These complex emotions are what the hardliners in neuroscience will have a hard time reducing to simple epiphenomena of electro-chemical processes in the brain. Although, even if they do solve that mystery in physical terms, it can never reduce the majesty of such an evolutionary trait.

Finally, as we learn more and more about the irrational illness of eating disorders, our understanding is being forced to change. For many years, it was thought that eating disorders were pathological responses to trauma, either intrafamilial, interpersonal, or cultural. But new research suggests that eating disorders may be contagious.

A study of U.S. high school students provides additional evidence that eating disorders may be contagious.

In a study, researchers found that binging, fasting, diet pill use and other eating disorder symptoms clustered within counties, particularly among female students.

"These findings confirm the strong social influences on female adolescents in the U.S. to be thin, sometimes using unhealthy behaviors to achieve this goal," the researchers write in the current issue of the International Journal of Eating Disorders.

Research in the 1980s in female college students first suggested that disordered eating behavior spread through "social contagion," demonstrating that binge eating clustered within sororities, Dr. Valerie L. Forman-Hoffman and Cassie L. Cunningham of the VA Iowa City Health Care System note in their report.

In the current study, they looked at whether a similar pattern would be seen among high school students at the county-wide level by analyzing nationally representative data on 15,349 high school students.

There was indeed a small but significant clustering effect, the researchers found. A pair of students from the same county was 4 percent to 10 percent more likely to share an eating-disordered behavior when compared to pairs in which each person came from a different county.

Severe food intake restriction, dieting, exercising and diet pill use all showed clustering by county, as did any weight control symptom overall or any eating disorder symptom. But no clustering was seen for purging, possibly due to the "secretive," less socially acceptable nature of this behavior, the researchers suggest.

Clustering patterns were the same in rural, suburban and urban counties.

While the study wasn't designed to look at why these behaviors might be clustering in certain counties, the researchers suggest that peer pressure, information sharing or students modeling their behavior on one another are possible mechanisms.

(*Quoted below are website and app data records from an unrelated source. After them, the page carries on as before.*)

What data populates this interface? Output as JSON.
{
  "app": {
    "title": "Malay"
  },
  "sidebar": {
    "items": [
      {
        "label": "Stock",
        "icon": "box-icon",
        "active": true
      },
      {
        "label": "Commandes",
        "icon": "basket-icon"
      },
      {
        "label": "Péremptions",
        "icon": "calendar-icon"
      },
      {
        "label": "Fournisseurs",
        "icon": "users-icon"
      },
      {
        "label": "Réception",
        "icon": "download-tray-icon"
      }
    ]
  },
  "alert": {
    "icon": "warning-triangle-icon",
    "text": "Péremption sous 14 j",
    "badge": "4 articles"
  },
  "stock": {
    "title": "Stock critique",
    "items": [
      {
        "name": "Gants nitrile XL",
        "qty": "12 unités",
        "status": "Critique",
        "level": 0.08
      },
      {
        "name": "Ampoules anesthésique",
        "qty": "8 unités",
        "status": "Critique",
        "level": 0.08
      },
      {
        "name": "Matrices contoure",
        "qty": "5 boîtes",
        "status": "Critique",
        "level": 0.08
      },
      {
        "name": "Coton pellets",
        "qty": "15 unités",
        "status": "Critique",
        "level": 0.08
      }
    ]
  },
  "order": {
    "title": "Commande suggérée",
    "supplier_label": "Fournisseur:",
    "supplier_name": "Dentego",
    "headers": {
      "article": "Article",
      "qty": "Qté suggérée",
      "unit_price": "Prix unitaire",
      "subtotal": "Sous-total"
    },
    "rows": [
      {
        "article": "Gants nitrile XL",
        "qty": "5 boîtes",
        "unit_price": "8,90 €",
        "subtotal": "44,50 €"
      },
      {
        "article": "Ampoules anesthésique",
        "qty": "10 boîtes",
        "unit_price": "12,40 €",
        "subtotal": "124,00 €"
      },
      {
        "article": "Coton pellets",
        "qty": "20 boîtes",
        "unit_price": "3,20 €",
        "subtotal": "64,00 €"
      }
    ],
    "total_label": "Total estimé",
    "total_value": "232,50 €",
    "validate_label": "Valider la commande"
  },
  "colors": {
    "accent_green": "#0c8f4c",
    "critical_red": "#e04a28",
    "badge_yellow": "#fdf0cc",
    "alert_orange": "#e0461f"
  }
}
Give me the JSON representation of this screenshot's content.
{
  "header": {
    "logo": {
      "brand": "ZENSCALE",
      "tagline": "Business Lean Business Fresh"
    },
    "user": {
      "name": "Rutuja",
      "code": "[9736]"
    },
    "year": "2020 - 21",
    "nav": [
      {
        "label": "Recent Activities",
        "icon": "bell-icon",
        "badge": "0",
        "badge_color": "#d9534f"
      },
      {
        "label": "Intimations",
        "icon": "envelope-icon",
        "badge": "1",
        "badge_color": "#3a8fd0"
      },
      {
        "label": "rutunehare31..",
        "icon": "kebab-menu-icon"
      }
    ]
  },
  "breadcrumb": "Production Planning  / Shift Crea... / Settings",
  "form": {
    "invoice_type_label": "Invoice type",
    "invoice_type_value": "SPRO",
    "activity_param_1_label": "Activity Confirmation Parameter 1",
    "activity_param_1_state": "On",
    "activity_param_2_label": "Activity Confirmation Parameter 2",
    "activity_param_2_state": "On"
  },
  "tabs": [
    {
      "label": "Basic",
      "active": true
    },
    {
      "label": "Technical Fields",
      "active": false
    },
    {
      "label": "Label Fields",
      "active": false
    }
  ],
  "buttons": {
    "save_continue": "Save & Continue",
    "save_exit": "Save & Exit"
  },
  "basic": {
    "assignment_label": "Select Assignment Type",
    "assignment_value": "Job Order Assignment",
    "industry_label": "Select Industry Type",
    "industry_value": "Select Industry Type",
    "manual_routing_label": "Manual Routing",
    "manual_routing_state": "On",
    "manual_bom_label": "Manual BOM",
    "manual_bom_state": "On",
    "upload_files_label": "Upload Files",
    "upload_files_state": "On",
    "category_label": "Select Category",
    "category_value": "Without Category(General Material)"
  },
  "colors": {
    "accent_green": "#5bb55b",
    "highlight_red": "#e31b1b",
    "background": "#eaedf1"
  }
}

This is alarming, to say the least. But then, as I mentioned above, we are not isolated consciousnesses existing in a vacuum -- we are social creatures.

No comments: